Dabo Swinney's Clemson football program is showing signs of maturity on the recruiting front, both in the steady replacement of key personnel and in the way they go about their business in an organized and systematic manner.
Swinney's staff excels at playing to Clemson's strengths, in location, campus atmosphere, and, perhaps most importantly, on a family-like support system that appeals both to prospective students and their parents.
Wide receivers coach Jeff Scott serves as Clemson's recruiting coordinator, but he's not in it alone.
Just over a year ago Swinney hired former Alabama teammate Thad Turnipseed away from Nick Saban's Crimson Tide staff and made him director of recruiting. He now heads a comprehensive, year-round effort that is complemented by, among others, Brad Scott.
Player evaluation is a joint effort among coaching staff members, who represent both their on-field positions and their geographic recruiting areas in discussions about when, or if, a prospect will receive an offer.
Renovations have turned the lobby area on the second floor of the WestZone into a recruiting suite housing offices and providing space tailored to recruiting-related activities.
The Tiger recruiting staff works at least 18 months in advance of each year's signing day, and the effort involves input from various support branches, including academics, strength and conditioning, training room, player development, equipment room and facilities. Everybody chips in, to the point that Clemson puts action behind all the talk of 'family.'
"People ask me all the time as I travel around recruiting 'what makes Clemson special?' said Jeff Scott earlier this month. "I really do think it all goes back to the family atmosphere. It's not just what happens in the West End Zone and the football staff, it's really all over campus.
"When prospects and their families go over to the academic side and they have a chance to meet with our professors and our Vickery Hall staff, and then to the weight room and the training room - everybody here is very close and they can tell that they enjoy working here. Our players enjoy being a part of that family. It's not just something that we talk about - it's something that we live on a daily basis.
"I think Clemson attracts a certain type of young man and a certain type of family that's really looking for this time of environment. It's allowed us to be very successful."
Facilities and infrastructure provide the resources for the people to do their jobs, Scott said.
"Our new recruiting center is one of the state of the art facilities in the country," Scott said. "We're very blessed in that our athletic director give us great resources. The new recruiting suite is an area where our student assistants can work directly with Thad Turnipseed, our new director of recruiting.
"Recruiting is a 365-days-a-year endeavor. As we get into the season and the coaches get busy with game planning and practice, recruiting never stops. That was one of the visions coach Swinney had for the West End Zone. Our new recruiting suite has already had a great impact on this year's class."
For Clemson's recruiters, the payoff comes each February in front the football office's fax machine.
"It's really an 18-month process, or even longer," Scott said. "For the most part, it was about 18 months ago that we started having contact with these young men, and they first started coming to our campus.

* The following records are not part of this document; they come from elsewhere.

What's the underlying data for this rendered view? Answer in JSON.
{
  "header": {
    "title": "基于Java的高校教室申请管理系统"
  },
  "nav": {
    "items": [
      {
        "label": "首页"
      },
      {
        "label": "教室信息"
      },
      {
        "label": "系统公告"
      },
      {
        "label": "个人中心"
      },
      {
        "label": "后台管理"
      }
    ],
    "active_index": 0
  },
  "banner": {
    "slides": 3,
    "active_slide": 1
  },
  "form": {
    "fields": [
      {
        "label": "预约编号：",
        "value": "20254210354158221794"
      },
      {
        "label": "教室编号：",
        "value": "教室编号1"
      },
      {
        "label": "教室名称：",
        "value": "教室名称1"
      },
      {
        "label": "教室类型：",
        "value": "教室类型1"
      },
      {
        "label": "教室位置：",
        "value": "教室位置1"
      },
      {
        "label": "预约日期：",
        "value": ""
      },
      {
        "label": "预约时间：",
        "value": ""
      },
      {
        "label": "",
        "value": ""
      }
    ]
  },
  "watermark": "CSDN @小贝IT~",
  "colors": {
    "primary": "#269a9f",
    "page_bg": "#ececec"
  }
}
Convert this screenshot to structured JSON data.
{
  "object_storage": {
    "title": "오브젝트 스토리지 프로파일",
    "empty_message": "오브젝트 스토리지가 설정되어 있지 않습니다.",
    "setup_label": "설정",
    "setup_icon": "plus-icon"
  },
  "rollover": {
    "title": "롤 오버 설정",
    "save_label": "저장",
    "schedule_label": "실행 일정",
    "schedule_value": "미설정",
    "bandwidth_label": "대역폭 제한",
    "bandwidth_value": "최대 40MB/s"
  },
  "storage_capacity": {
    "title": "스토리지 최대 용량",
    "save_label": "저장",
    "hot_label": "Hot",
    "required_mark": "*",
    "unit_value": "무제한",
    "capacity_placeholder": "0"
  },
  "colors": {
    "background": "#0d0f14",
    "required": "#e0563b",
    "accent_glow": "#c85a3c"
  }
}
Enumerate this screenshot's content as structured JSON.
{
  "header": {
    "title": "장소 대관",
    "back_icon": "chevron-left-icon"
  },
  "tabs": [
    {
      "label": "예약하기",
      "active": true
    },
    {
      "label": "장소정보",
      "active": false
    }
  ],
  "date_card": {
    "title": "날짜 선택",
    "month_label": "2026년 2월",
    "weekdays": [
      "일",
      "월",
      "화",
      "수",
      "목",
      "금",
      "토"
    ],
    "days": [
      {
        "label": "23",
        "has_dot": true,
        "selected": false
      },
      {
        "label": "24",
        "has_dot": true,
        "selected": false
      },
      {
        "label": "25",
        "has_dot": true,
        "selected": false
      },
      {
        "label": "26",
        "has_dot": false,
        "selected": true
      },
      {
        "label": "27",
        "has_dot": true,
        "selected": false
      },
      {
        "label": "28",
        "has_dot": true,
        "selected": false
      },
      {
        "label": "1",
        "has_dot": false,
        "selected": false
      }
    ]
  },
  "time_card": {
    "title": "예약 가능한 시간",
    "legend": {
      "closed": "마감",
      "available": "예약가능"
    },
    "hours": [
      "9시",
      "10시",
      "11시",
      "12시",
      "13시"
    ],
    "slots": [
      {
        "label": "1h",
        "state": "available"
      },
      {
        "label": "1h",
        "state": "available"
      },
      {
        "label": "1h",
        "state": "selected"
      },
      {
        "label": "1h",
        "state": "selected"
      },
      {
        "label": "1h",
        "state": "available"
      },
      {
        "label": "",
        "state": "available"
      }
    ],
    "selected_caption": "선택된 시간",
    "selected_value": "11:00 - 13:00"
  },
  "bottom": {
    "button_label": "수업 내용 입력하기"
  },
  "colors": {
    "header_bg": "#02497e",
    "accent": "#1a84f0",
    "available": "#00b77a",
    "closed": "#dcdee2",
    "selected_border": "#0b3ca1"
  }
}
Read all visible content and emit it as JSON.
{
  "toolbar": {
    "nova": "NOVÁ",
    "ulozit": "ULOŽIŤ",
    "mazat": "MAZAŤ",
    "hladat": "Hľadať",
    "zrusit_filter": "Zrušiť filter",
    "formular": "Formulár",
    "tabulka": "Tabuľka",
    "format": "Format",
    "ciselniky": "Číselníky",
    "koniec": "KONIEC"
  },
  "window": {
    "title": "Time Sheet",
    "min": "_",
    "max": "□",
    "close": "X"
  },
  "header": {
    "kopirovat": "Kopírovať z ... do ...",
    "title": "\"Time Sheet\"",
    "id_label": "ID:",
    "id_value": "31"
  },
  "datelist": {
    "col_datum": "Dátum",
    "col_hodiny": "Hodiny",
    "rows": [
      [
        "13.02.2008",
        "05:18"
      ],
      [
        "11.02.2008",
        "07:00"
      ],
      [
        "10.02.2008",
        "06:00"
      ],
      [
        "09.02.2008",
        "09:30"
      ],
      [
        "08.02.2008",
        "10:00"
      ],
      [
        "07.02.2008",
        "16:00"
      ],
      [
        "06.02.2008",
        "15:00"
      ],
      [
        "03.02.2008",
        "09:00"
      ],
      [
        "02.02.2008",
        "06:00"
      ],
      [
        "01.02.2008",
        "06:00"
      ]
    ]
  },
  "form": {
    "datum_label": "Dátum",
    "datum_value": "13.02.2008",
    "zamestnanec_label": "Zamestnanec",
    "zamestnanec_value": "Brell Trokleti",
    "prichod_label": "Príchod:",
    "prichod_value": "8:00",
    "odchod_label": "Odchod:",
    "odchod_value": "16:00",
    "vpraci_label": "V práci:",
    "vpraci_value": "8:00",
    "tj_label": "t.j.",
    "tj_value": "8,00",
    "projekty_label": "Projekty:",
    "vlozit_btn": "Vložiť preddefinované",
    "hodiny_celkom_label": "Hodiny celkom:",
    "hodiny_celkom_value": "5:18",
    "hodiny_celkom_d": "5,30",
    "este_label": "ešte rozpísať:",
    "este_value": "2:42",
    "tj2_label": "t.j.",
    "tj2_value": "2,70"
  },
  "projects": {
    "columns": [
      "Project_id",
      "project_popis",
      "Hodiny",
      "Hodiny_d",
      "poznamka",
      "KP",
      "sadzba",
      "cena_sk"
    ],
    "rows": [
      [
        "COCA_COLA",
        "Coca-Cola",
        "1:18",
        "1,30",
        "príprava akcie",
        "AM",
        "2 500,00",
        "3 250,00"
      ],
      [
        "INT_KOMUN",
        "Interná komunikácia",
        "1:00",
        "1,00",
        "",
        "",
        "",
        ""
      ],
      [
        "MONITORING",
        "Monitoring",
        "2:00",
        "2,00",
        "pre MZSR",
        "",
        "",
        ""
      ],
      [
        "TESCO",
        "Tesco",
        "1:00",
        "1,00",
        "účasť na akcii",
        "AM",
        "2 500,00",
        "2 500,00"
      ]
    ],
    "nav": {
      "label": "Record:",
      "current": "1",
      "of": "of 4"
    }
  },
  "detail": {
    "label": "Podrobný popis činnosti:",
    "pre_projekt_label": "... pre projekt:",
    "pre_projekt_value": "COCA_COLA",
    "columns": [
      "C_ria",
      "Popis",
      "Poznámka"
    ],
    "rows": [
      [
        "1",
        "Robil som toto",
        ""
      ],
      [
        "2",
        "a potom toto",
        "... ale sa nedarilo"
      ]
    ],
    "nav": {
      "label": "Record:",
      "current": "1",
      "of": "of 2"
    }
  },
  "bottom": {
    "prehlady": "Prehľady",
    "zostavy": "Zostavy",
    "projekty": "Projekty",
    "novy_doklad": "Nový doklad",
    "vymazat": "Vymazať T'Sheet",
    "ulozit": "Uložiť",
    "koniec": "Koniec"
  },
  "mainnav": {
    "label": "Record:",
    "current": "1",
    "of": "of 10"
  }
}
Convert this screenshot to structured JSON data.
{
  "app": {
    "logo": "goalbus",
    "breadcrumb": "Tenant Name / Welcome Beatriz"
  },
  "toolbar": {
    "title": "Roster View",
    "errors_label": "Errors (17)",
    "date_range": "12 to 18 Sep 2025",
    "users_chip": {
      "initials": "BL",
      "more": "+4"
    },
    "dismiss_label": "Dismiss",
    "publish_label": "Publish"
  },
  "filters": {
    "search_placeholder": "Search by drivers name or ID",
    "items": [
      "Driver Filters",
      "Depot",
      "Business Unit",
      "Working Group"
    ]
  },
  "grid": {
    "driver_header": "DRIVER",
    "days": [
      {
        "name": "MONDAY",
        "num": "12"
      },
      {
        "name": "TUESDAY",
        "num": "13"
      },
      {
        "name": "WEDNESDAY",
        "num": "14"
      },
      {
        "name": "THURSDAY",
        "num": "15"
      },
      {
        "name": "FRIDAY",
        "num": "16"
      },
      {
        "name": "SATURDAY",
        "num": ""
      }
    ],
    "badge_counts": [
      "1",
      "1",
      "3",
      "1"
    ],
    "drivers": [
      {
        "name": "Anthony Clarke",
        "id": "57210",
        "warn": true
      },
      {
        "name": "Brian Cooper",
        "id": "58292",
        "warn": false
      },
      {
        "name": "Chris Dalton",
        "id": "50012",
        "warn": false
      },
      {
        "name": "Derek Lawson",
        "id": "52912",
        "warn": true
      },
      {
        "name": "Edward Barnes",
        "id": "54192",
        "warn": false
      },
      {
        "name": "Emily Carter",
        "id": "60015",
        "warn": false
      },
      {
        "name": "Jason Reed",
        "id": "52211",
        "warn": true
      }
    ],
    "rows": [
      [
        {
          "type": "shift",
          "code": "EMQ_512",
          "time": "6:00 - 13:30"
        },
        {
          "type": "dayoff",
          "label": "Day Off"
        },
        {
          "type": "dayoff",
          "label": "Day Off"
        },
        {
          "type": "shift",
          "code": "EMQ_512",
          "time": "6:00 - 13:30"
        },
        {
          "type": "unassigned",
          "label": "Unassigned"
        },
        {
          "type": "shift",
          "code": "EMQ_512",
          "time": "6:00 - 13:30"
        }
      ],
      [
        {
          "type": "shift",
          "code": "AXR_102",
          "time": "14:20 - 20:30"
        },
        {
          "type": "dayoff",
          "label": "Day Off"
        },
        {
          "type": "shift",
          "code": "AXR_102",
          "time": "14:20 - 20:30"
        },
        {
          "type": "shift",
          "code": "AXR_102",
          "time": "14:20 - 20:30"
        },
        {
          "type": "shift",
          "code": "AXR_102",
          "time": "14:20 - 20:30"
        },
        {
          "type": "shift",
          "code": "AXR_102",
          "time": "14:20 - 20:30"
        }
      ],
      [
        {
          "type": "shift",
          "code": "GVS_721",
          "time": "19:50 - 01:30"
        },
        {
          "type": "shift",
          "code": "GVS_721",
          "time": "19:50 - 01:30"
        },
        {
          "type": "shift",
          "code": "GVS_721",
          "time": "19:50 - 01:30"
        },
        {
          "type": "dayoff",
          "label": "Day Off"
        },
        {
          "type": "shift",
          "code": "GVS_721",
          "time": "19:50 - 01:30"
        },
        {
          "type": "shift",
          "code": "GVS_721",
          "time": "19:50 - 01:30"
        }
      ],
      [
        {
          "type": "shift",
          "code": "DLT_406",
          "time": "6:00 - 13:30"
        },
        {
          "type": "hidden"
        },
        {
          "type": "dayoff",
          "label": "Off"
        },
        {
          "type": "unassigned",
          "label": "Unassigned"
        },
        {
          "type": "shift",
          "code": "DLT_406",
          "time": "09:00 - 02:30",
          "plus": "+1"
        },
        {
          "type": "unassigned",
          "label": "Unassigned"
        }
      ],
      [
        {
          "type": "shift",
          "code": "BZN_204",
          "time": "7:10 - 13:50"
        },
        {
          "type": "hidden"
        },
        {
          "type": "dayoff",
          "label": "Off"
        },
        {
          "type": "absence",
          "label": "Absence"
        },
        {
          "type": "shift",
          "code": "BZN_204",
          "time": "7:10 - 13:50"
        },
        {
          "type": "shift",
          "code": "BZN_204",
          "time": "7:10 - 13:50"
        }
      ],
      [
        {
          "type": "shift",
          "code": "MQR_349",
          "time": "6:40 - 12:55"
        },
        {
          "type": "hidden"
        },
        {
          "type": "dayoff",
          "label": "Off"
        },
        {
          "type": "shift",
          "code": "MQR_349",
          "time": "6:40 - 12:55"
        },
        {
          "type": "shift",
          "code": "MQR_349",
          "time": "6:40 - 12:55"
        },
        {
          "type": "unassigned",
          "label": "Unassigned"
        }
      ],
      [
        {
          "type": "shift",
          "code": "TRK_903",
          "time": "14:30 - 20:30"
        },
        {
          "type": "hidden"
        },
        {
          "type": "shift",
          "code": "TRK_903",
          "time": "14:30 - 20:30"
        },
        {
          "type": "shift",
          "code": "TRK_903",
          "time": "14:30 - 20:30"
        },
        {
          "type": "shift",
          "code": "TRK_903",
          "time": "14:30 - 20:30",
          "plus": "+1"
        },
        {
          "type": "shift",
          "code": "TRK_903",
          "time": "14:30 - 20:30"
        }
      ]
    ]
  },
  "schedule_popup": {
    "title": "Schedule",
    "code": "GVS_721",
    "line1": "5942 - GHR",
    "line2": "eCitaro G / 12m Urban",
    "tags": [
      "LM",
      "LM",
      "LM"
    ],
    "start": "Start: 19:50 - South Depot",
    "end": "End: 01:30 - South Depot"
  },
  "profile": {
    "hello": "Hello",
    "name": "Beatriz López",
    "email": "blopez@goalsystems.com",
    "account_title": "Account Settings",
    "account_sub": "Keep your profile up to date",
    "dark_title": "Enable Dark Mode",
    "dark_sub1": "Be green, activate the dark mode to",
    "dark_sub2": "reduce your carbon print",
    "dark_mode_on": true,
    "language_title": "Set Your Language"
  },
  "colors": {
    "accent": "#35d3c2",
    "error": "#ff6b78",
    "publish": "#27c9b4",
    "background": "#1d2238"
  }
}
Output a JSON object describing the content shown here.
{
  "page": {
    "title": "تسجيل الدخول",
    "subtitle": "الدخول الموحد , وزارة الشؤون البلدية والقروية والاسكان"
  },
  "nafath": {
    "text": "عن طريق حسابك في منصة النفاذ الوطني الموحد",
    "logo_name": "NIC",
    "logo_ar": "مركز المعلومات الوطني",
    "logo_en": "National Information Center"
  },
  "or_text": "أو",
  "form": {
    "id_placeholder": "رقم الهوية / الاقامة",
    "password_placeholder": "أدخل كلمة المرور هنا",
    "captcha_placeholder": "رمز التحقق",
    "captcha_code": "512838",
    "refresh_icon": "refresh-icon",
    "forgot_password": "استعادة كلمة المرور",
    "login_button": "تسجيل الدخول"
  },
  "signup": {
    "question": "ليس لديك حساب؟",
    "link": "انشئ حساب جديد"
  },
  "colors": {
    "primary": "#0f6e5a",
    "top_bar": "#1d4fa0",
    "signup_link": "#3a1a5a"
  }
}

"It's great when you see those faxes start coming through, and you can remember your first meeting with that young man and his family close to two years ago."
Follow Kerry Capps on Twitter @oandwkc